Safe Exercise: Warming Up and Cooling Down
The universal value of easing into and out of physical activity - also known as warming up and cooling down - has been well-researched and often preached. When done properly and consistently, they maximize the benefits of exercise. In individuals who do not take the time and effort to include them in exercise sessions, their omission can lessen performance and lead to soreness, injury, and even heart trouble. But not everyone understands what they entail or specifically contribute.
WhyThe warm-up prepares your body for exercise, providing a smooth transition from a tight and/or resting state. It increases your heart rate and blood flow in a progressive manner, and "loosens" the muscles, tendons, ligaments and joints you will be exerting. This can prevent injury and even discomfort - as it ensures the muscles are properly oxygenated and therefore "burn" less - and may also enhance performance and endurance.
WhenWarming up is essential not only when starting a session, but also when restarting after an interruption or changing activities during. In exercises that target specific parts of the body, as in weight-lifting or multi-"athlon" activities, it is recommended to warm-up individual muscle groups prior to using each one.
What & How
Stretching for 5-10 minutes after the initial warm-up increases flexibility and range-of-motion and may provide additional protection against joint and muscle injury. Stretching before (when muscles are "cold") may cause injury. The following are general guidelines:

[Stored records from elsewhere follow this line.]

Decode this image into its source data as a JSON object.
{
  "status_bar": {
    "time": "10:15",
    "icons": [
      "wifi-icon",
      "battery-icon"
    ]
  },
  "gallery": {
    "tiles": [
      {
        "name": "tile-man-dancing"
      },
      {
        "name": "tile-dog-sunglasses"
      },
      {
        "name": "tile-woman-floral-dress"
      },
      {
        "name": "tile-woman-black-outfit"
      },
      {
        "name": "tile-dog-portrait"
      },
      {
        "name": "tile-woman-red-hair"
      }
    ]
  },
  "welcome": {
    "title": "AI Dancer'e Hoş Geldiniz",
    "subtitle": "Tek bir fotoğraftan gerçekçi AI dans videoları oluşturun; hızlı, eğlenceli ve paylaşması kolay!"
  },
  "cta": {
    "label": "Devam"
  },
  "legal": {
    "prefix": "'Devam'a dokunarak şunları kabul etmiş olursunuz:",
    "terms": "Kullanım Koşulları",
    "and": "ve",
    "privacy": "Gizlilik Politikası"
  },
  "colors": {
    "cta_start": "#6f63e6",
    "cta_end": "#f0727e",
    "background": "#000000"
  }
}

- Jog or walk in place or simply shake your limbs for a few minutes, or ride several dozen low-intensity, low-speed revolutions on a stationary bicycle
- Perform very-low-intensity versions of the motions you will employ in the primary exercise, for at least 5-10 minutes.
- First, stretch the muscles you've used in the first part of the warm-up (for example, if you warmed-up on a bicycle, stretch your quadriceps, hamstrings, calves, and hips)
- Next, stretch the muscles you will use for the primary activity.
- Stretch slowly, to just short of the point at which discomfort would be felt
- Gradually increase the number of repetitions
- Gradually increase the duration of each stretch to a goal of 30 seconds each
- Do not bounce, as this can damage your muscles
WhyMuscle exertion causes the body's blood supply to concentrate where it is acutely needed. For it to be properly released back to the heart, continuous - but less intense - movement is required. If vigorous, prolonged exercise is stopped abruptly, blood pools where it has last been used most intensively, usually in the lower limbs. This results in reduced blood return to the heart, which in turn causes a drop in cardiac output and blood pressure. Light-headedness, irregular heartbeat, sudden shortness of breath, weakness, and cramps are the most common associated problems. However, cardiac arrest has also been known to occur in some cases, particularly after very long runs or high-intensity workout sessions, or in individuals with cardiovascular risk factors or otherwise weakened systems.
WhenTapering off muscle activity is considered the final part of any exercise session.
What & HowIt is most often recommended to gradually slow the pace of the primary activity for at least 10 minutes or until it comfortably comes to a stop. If the type of exercise does not lend itself to a lower-intensity version, leisurely walking or low-impact aerobic-type activity is an adequate substitute.
A series of stretches after the initial cool-down may help loosen muscles that may have stiffened with fatigue. An accelerated version of the post-warm-up stretch may be enough.
You will know you have sufficiently cooled down not only when you feel less hot, but also when the following have occurred:
- Breathing has returned to normal
- Heart rate has returned to a maximum of 10-15 beats above resting
- Perspiration has at least begun to dry
- You can comfortably resume normal movement.